Wednesday, March 08, 2017
Preservation is about keeping something of value around for later. That could be something like the fruit preserves they sell at the Baptist Haiti Mission in Fermathe, the wildlife preserves kept and maintained by the U.S. National Parks Department. Sometimes it's even ironic, like the Edmund Pettus Bridge, which deserves to be preserved not because Pettus is worth remembering, but because of the events of Bloody Sunday, and the triumph of dignity and civil rights over Pettus and his ideological heirs.
Preserving things takes work, sometimes hard work, and however worthy a cause it is, it eventually fails. The ancient Greeks once famously compiled a list of seven wonders. Of all these ancient things, only one remains intact.

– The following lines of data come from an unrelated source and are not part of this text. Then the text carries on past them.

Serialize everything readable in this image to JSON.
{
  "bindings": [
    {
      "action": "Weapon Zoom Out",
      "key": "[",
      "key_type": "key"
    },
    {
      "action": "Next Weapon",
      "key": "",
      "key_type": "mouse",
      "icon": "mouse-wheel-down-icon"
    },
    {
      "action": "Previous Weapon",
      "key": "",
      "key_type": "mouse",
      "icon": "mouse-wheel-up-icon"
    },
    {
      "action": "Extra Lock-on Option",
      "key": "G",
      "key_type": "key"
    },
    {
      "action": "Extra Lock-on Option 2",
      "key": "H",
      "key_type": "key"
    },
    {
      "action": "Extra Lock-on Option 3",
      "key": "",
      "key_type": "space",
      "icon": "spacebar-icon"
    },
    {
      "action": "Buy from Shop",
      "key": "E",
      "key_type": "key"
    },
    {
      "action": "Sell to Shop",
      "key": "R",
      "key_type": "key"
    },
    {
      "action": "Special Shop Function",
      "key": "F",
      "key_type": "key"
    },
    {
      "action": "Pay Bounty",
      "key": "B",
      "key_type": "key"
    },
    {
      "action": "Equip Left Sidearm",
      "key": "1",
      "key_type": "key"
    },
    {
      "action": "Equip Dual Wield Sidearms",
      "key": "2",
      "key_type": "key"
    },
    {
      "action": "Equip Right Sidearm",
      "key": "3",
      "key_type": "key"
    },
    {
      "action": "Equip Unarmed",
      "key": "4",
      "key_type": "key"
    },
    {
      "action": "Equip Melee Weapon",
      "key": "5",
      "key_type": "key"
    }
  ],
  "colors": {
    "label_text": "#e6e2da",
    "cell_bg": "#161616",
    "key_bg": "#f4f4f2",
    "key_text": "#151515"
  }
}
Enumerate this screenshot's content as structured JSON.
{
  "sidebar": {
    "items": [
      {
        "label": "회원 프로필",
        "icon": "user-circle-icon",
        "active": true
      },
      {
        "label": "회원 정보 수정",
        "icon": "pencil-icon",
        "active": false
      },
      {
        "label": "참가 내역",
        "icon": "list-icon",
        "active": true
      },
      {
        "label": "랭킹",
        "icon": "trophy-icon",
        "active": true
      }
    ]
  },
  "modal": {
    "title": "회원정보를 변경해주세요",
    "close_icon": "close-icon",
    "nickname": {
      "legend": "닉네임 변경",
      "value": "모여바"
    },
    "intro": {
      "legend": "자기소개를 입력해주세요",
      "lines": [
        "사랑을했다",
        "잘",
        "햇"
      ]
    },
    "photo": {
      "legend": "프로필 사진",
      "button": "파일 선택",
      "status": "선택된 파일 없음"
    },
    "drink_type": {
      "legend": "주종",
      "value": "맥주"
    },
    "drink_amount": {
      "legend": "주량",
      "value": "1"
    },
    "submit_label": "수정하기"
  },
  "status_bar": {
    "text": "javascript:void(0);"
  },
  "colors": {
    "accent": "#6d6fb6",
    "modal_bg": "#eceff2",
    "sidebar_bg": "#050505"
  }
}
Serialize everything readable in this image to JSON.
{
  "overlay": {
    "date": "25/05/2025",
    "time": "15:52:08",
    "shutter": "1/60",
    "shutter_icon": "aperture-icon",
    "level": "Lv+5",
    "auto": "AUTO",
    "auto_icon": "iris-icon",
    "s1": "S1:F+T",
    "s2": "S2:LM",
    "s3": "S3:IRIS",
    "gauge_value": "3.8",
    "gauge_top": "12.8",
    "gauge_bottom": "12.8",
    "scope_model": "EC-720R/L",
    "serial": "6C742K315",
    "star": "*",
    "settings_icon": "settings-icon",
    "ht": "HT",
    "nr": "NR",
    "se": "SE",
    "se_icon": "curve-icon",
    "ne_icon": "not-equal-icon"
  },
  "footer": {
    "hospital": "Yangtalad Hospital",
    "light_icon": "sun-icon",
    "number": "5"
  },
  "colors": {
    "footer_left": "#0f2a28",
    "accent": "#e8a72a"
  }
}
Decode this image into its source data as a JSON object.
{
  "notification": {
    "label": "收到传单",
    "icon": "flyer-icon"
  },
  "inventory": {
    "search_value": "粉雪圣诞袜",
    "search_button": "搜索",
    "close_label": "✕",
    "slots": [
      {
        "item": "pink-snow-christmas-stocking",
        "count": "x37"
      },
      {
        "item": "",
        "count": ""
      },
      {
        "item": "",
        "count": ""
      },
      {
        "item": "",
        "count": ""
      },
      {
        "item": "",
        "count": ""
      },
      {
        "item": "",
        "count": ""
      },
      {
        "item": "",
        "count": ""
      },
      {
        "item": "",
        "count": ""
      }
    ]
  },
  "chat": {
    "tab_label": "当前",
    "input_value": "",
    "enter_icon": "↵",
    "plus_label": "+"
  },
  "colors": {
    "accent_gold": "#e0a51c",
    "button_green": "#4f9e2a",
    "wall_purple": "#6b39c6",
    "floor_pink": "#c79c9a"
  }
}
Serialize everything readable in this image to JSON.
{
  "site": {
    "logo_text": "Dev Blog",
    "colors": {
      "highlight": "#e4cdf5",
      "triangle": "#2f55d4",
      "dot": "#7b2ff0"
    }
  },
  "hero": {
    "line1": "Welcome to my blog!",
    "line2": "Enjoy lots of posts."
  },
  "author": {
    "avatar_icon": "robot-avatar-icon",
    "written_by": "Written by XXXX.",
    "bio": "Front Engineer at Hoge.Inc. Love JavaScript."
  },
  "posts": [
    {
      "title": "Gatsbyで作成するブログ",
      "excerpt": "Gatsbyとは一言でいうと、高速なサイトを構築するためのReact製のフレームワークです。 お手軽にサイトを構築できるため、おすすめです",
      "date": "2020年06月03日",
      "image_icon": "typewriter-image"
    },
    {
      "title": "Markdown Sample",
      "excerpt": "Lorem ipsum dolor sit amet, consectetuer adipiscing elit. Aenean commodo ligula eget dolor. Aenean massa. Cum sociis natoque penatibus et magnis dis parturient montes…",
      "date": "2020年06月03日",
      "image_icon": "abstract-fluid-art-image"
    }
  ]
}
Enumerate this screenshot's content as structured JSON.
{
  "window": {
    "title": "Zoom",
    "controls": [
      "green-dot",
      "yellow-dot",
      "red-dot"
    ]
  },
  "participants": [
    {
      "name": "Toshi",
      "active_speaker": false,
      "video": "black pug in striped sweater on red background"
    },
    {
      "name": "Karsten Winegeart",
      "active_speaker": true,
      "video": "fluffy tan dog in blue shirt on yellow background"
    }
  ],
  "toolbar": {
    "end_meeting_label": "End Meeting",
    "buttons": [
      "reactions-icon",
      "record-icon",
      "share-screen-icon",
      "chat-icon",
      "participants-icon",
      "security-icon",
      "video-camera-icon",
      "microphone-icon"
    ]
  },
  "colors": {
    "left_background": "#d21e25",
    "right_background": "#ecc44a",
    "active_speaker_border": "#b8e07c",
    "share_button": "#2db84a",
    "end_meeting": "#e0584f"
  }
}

We do what we can, and we preserve places and things of value. They remind us where we were, how far we've come and even the distance left to go; but in the end, preservation is just a shadow of what we've left behind and what is to come. A garden preserved for the ages is no Garden of Eden, and even the Garden of Eden from the beginning is nothing like the City of Eden at the back of the book.